In the end, Rhythm of War was more of a slog than it needed to be, failed to deliver Sanderson’s previous best in terms of prose and storytelling, and left me feeling utterly baffled by what, if anything, actually happened. If others were able to see this book’s place in the author’s larger “Cosmere” story, then I’m glad for you – not to mention envious – but I have no idea what’s going on.
Review by Joshua S Hill
Logan from United States
The book was ok overall. We got to find out more about some interesting background characters (Wit and Lift). But it felt a lot like he wanted to answer all the unanswered questions, destroying all the mystery and mystic of stormlight and how it works. It felt like paladins storyline was a bit of a repeat of book 2 with not as big of a payoff at the end. The Shallan plot line was interesting but unnecessary to the overall story. The Venli story was good and gave us some insight into what her character is like. I personally did not like the Navani story or the addition of a second bondsmith but that is just my opinion. I liked that Taragavin (might be spelled wrong) is know the main villain, but it goes against the way he was set up throughout the book. In my opinion this book had a lot of retreading of previous storylines as well as a unnecessary explanation of stormlight.
JJ from United States

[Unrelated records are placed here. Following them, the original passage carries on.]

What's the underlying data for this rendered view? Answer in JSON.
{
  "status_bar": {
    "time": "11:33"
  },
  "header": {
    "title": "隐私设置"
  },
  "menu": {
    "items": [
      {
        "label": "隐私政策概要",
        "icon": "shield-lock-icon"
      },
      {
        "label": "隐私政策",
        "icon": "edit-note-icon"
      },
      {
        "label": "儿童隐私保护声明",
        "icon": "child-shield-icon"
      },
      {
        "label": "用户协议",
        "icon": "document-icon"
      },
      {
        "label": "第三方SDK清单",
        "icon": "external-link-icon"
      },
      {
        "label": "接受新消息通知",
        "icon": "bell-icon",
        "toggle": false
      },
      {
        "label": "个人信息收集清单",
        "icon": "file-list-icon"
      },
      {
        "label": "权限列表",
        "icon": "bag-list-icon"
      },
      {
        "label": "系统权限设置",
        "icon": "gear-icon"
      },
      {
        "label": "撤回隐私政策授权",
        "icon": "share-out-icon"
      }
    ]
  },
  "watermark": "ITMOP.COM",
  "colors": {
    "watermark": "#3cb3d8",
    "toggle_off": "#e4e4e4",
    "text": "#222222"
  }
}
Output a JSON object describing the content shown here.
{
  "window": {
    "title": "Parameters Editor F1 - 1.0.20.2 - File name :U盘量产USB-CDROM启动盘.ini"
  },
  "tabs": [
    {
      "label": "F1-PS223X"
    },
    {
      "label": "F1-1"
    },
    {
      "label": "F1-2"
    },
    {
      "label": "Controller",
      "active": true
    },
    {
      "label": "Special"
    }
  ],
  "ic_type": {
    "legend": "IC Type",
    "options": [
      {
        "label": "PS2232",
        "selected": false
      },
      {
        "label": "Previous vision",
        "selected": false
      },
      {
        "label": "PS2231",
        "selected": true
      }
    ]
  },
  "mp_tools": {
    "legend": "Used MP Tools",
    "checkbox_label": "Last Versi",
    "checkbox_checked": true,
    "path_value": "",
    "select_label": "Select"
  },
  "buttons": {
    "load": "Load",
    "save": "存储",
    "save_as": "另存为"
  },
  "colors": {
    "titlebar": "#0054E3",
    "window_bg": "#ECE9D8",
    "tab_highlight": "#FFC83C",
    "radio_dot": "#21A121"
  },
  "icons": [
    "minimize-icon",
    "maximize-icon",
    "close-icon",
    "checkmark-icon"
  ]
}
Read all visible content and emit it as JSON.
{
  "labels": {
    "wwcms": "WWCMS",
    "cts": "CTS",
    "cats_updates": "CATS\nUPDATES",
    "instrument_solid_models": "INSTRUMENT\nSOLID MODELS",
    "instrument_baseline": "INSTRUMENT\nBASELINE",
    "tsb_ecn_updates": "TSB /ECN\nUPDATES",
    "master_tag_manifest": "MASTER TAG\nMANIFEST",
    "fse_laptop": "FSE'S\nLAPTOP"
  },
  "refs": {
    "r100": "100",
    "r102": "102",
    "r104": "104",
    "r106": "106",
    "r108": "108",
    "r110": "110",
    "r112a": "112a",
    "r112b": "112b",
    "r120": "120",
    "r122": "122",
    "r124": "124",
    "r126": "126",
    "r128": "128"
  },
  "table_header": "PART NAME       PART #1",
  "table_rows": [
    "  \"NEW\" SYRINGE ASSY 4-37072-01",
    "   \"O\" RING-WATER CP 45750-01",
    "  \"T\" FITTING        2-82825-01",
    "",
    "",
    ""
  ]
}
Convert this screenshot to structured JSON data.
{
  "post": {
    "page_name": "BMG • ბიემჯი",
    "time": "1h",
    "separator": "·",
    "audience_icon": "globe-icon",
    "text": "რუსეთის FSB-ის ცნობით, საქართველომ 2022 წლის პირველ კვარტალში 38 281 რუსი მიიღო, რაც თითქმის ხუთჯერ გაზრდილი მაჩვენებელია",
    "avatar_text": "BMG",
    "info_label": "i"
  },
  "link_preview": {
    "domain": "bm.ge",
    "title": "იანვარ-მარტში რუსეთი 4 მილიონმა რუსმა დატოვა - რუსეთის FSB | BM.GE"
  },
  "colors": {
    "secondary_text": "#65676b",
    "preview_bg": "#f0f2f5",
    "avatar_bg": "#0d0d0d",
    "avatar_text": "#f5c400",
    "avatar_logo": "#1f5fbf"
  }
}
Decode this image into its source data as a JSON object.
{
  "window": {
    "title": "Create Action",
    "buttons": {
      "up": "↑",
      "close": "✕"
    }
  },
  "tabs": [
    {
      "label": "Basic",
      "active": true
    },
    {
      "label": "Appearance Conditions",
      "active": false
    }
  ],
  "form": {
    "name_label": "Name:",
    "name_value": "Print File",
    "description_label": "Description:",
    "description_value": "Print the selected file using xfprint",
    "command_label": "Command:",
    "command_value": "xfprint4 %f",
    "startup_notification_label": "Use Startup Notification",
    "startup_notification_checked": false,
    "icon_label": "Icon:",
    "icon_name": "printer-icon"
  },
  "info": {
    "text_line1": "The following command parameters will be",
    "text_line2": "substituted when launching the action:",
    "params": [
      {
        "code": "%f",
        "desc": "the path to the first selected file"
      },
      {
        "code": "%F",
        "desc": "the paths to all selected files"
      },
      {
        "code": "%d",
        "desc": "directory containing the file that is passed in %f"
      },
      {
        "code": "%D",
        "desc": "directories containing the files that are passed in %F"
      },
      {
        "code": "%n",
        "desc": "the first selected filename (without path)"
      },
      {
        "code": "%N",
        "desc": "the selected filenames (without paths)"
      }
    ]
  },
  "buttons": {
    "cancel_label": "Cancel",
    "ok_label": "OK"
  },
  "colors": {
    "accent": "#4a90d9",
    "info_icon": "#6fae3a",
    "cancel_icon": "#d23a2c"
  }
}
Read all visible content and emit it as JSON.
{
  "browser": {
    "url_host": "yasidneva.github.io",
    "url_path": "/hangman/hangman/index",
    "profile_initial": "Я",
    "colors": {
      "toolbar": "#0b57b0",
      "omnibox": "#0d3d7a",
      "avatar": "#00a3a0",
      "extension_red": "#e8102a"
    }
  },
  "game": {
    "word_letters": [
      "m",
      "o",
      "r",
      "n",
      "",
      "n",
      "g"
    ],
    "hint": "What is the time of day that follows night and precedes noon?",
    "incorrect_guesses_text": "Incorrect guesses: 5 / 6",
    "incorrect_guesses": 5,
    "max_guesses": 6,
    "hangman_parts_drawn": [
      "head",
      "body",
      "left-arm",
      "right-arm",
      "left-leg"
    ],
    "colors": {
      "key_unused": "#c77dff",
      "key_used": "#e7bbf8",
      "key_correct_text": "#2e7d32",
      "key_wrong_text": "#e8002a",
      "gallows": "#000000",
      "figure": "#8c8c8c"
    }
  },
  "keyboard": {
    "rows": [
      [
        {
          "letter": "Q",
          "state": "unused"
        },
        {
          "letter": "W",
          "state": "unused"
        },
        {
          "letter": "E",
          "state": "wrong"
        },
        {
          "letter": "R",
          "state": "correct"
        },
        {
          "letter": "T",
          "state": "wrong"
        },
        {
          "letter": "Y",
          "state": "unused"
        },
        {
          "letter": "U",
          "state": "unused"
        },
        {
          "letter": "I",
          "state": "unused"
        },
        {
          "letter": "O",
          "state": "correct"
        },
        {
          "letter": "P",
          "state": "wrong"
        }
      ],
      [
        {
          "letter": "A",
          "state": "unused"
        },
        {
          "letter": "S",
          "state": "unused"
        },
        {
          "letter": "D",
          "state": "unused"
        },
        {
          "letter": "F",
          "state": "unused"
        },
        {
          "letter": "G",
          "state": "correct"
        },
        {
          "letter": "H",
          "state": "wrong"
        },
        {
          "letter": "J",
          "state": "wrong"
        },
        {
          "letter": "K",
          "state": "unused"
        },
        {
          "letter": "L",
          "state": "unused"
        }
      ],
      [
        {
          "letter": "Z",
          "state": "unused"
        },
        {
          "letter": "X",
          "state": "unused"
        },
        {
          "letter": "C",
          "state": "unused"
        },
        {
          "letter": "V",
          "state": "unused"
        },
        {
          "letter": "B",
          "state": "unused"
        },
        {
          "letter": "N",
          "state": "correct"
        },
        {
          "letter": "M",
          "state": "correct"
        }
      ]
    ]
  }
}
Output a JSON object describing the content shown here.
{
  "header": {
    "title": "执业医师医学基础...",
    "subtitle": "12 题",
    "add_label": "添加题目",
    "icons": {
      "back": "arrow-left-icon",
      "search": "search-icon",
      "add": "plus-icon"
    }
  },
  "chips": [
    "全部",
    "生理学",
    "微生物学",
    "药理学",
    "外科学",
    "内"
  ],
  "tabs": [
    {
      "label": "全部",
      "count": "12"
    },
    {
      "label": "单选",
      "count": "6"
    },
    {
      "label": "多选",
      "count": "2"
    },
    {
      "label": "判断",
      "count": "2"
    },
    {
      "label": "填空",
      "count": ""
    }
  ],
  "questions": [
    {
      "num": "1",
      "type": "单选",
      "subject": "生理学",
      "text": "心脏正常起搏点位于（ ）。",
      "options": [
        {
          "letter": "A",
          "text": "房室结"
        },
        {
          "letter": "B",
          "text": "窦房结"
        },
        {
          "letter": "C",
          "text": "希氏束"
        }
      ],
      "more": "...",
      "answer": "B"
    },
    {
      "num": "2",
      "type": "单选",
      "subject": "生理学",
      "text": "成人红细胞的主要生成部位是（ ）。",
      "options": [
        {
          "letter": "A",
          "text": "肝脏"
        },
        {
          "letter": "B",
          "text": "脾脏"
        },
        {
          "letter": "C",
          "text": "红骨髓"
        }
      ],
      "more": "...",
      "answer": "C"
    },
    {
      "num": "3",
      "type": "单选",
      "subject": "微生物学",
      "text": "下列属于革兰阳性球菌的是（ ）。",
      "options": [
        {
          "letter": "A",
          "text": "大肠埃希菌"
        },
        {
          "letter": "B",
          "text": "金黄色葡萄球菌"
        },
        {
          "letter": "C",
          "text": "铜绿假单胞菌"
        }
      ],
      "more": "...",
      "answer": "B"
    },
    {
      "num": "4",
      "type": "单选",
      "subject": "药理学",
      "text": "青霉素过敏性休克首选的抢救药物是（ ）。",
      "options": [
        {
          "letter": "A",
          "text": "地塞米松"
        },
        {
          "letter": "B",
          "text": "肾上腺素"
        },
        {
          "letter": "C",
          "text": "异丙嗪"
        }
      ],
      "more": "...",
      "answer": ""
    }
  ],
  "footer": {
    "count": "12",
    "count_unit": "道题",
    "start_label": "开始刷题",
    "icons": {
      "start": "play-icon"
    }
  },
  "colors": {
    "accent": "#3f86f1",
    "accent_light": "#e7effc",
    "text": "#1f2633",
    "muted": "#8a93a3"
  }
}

Another brilliant -- and quite long -- work by Sanderson, though it focuses more on characters and tension-filled dialogue than its predecessors' action. (Possibly minor spoilers) For one less patient than a committed epic fantasy reader... well let's be honest, this book is a tome. Rather than focusing on character growth in action and huge realizations, this book takes a more realistic approach, bringing changes to character through psychology and dialogue. It is very well done, but those expecting a non-stop action movie out of this book might be disappointed. The worldbuilding is astounding, Navani's POV really expanding the reader's knowledge on what is known and what has been recently discovered. Kalladin's viewpoint focuses more on psychology and attempting to become the hero that he no longer feels he can be. Shallan conquers something she should have talked long ago. There are HUGE reveals of truth that change everything, as well as a few completely and utterly shocking moments that I'm pretty sure very few of us saw coming. This book is brilliant, but it is also DIFFERENT, which seems to be something some people don't seem to want to accept. The Stormlight Archive takes a strong step in a powerful and different direction with this book. It will not soon be forgotten, by me or the majority of people who read it.
6.3/10 from 3 reviews